DATA TO PROCESS START
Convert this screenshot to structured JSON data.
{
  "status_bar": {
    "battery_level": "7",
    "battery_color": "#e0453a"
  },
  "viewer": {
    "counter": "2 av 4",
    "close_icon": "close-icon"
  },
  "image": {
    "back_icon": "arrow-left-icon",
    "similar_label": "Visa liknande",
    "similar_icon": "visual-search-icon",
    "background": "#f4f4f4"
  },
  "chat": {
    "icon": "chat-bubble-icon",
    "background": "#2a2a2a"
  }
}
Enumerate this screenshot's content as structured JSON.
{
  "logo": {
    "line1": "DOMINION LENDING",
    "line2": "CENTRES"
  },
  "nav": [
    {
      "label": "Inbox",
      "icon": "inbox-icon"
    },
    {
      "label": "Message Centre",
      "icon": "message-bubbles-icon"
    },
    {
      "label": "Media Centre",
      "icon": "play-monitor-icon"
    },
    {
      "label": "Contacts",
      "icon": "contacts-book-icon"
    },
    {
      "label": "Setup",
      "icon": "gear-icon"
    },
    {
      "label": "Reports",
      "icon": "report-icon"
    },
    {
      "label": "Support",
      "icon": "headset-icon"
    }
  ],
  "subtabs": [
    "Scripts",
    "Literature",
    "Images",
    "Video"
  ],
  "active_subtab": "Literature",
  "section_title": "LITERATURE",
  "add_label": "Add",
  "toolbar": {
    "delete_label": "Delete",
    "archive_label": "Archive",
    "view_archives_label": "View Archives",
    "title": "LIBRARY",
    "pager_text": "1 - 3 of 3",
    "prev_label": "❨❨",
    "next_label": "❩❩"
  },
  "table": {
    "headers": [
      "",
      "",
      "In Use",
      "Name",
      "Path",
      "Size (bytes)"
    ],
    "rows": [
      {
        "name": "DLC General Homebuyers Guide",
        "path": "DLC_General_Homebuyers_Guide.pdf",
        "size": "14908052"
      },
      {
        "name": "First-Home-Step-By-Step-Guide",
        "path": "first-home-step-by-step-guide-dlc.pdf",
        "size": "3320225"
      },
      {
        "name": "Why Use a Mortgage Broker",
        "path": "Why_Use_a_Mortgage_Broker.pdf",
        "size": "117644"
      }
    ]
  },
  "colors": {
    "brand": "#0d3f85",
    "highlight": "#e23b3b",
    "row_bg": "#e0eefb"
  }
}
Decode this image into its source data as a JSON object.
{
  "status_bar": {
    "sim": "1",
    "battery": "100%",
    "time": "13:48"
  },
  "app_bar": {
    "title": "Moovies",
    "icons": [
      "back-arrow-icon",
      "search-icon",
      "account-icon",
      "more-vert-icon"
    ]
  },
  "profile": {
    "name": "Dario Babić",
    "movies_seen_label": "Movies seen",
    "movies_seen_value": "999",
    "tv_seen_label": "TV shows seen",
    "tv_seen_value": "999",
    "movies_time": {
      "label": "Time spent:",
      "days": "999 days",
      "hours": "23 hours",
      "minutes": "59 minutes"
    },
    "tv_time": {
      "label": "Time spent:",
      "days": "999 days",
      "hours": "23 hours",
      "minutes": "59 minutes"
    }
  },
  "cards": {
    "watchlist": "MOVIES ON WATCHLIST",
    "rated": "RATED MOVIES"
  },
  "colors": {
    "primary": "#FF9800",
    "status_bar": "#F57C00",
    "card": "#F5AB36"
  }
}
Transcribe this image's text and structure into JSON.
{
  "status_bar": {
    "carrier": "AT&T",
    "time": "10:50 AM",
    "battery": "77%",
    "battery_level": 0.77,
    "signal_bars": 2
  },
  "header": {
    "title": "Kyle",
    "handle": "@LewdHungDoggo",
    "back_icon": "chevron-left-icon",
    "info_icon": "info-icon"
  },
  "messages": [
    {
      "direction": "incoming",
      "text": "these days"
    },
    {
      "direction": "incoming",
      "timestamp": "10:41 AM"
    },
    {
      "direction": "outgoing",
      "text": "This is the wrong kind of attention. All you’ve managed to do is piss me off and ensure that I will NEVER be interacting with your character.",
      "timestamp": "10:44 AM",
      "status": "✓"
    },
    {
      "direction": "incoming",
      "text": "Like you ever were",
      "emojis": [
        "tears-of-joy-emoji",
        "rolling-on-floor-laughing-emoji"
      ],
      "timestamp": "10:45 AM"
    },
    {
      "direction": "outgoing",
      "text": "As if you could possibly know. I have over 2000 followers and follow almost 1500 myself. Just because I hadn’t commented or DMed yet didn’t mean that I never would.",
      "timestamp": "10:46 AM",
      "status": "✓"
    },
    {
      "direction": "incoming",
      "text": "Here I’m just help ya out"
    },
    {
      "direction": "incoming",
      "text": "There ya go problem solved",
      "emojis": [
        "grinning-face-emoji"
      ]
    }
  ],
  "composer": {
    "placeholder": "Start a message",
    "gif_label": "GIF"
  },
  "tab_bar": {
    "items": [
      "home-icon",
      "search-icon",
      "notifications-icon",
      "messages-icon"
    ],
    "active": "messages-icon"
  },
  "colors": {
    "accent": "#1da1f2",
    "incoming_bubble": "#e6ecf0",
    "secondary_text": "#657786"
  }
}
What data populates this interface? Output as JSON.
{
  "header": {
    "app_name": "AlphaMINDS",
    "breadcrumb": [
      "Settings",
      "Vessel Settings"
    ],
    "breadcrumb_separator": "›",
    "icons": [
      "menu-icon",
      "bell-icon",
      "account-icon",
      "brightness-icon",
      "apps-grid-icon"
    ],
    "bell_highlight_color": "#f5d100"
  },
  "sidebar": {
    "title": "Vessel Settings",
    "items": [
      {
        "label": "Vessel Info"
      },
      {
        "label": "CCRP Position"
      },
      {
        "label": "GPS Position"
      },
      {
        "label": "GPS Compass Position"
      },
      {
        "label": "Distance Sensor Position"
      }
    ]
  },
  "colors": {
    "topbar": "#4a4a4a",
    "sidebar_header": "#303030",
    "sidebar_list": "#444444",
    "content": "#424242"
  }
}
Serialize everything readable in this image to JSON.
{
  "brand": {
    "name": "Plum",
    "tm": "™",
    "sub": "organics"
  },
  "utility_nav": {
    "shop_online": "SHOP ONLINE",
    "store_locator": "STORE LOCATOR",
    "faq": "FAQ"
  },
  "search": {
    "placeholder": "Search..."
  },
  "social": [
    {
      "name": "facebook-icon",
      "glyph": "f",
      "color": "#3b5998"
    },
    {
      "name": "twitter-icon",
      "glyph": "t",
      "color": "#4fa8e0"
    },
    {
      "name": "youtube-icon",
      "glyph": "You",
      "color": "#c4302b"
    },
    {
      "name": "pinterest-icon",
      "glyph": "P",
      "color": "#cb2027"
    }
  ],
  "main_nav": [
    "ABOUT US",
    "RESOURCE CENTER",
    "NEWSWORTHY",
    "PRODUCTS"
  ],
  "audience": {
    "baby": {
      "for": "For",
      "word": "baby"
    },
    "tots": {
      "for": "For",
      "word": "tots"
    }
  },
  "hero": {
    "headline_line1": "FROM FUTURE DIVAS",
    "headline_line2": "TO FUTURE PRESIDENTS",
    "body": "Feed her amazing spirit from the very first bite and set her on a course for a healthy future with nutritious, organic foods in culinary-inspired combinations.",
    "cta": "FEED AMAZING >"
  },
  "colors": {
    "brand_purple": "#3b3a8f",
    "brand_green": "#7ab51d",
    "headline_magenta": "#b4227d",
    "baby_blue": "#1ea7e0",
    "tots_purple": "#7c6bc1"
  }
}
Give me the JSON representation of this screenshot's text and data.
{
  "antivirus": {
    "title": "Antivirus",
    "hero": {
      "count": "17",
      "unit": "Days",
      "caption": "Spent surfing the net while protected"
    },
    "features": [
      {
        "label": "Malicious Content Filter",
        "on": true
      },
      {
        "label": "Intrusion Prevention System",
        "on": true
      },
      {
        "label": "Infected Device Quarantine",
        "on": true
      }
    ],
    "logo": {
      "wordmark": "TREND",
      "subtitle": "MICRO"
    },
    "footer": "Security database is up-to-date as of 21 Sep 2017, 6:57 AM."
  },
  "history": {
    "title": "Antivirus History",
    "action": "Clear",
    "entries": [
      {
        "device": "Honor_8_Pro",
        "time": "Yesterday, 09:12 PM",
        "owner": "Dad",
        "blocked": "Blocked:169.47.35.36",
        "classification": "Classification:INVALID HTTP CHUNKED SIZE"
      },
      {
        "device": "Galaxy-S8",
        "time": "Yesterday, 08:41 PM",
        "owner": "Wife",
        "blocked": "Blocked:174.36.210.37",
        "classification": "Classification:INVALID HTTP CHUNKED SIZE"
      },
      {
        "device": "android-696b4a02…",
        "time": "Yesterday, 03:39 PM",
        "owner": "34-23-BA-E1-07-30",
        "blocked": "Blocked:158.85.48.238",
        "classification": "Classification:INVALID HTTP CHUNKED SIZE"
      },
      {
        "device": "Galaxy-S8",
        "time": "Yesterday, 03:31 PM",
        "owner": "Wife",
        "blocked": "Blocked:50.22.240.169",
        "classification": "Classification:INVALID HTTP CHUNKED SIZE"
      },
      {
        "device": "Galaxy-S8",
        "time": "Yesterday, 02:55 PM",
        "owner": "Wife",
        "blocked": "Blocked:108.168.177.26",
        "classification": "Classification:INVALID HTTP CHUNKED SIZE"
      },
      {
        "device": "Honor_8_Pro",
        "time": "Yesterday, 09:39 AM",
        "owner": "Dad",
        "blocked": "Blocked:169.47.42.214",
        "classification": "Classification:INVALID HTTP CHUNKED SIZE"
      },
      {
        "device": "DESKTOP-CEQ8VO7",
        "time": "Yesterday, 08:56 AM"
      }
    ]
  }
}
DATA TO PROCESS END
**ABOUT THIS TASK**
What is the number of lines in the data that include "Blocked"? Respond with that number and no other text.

**TASK RESPONSE**
6